Task brief ▸
Write down nothing except how many lines in the entries contain "JSON".

Data entries:
* * *

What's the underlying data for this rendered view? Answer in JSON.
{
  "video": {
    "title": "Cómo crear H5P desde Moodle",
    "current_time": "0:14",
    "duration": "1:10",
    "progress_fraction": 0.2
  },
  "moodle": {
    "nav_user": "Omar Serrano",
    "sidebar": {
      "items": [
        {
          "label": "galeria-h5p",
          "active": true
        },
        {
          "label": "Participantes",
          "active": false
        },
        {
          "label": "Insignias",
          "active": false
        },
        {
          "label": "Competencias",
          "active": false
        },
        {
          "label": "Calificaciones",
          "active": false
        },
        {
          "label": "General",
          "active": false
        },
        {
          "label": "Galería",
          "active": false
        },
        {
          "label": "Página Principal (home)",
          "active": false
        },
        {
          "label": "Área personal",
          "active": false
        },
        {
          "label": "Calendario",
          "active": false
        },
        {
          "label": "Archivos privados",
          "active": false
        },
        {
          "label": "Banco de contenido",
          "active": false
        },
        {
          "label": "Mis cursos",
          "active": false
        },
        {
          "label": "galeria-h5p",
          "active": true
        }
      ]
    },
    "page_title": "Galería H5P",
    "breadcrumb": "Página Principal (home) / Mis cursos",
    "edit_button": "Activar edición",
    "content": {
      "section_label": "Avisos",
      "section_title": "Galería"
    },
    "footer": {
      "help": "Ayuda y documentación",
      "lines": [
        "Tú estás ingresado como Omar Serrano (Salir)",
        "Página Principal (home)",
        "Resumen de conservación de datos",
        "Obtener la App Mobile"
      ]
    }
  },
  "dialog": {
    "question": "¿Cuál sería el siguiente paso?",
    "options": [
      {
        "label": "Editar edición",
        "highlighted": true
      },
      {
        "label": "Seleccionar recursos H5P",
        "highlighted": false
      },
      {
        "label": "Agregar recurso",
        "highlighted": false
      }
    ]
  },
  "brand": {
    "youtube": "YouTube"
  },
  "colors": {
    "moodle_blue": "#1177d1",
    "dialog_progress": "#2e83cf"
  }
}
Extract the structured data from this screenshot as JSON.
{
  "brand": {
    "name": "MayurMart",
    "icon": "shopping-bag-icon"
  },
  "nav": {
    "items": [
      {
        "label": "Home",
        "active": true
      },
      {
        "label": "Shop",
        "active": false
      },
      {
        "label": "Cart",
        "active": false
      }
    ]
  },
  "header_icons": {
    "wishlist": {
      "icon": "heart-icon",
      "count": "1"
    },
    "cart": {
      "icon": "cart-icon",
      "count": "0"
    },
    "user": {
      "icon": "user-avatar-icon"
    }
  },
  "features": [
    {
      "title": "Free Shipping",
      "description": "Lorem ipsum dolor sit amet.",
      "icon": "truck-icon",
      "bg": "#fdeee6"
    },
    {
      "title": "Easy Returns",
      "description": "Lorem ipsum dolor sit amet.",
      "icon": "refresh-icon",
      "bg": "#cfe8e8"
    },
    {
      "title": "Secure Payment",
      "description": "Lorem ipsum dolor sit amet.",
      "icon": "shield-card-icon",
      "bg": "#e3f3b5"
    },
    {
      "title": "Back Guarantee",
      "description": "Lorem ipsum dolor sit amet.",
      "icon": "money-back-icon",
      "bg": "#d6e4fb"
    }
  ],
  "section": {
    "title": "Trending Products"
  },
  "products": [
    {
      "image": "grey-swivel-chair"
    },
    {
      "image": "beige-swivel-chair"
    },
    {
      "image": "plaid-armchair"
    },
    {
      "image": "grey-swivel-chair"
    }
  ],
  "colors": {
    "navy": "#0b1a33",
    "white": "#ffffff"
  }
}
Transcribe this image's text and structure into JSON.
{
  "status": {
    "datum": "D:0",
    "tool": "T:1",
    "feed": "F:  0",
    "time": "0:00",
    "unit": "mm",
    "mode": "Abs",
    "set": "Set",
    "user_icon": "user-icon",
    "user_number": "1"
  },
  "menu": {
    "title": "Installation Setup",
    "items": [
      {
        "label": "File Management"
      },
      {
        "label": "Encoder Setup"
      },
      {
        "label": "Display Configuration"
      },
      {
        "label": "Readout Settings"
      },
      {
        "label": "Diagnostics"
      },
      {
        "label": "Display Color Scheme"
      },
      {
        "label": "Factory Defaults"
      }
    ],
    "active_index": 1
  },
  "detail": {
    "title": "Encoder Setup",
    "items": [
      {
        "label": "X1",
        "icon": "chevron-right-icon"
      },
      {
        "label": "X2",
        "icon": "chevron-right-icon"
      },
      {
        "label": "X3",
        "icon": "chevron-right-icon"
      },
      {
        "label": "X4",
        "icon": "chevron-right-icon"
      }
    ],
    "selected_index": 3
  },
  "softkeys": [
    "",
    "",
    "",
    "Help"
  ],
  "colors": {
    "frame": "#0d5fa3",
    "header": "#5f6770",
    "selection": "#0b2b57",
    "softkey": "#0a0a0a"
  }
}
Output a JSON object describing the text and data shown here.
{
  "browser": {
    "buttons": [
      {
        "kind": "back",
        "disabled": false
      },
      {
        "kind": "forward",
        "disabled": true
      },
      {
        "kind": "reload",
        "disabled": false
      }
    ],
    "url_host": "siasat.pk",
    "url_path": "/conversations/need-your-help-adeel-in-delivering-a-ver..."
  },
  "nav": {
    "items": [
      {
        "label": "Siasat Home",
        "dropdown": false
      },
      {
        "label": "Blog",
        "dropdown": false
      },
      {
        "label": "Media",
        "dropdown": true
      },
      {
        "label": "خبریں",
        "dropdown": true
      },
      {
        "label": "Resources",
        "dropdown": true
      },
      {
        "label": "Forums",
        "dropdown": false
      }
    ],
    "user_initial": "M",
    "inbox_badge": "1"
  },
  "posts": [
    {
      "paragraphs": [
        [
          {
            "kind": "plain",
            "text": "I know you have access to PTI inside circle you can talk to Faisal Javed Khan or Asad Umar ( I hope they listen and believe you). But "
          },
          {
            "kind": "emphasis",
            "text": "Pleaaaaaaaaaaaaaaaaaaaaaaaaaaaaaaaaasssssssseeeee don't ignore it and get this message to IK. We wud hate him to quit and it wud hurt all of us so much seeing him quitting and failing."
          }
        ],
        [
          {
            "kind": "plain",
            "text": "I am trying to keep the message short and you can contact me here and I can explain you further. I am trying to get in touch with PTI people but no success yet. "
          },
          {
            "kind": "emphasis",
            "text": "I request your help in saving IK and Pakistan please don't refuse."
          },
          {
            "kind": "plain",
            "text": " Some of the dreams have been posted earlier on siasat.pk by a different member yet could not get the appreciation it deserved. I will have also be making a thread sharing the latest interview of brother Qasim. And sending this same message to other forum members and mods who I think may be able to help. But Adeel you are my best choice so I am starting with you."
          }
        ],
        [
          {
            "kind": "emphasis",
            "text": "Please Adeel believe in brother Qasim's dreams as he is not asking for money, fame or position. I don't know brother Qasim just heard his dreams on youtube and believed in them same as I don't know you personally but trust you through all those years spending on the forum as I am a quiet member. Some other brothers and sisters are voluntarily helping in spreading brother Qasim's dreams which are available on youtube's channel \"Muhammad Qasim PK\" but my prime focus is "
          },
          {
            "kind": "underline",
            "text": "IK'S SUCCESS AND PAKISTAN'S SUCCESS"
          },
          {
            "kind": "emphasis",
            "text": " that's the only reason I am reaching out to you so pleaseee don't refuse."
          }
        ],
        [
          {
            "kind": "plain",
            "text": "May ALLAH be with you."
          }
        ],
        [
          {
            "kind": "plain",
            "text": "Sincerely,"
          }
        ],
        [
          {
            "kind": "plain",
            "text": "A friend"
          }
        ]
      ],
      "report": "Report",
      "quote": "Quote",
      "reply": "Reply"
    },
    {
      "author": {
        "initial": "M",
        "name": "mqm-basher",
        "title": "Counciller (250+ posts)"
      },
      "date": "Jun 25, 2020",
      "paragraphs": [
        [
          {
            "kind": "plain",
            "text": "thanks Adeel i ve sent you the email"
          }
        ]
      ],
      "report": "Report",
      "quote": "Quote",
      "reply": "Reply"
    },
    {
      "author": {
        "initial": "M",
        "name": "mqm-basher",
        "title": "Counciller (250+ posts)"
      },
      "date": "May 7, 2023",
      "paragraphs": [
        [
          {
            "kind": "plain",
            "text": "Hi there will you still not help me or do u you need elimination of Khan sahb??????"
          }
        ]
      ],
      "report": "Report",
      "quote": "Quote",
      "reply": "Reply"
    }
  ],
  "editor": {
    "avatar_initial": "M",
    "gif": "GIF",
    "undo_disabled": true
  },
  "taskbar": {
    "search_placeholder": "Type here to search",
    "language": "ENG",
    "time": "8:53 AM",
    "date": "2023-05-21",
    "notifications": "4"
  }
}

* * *

The completed task ▸
4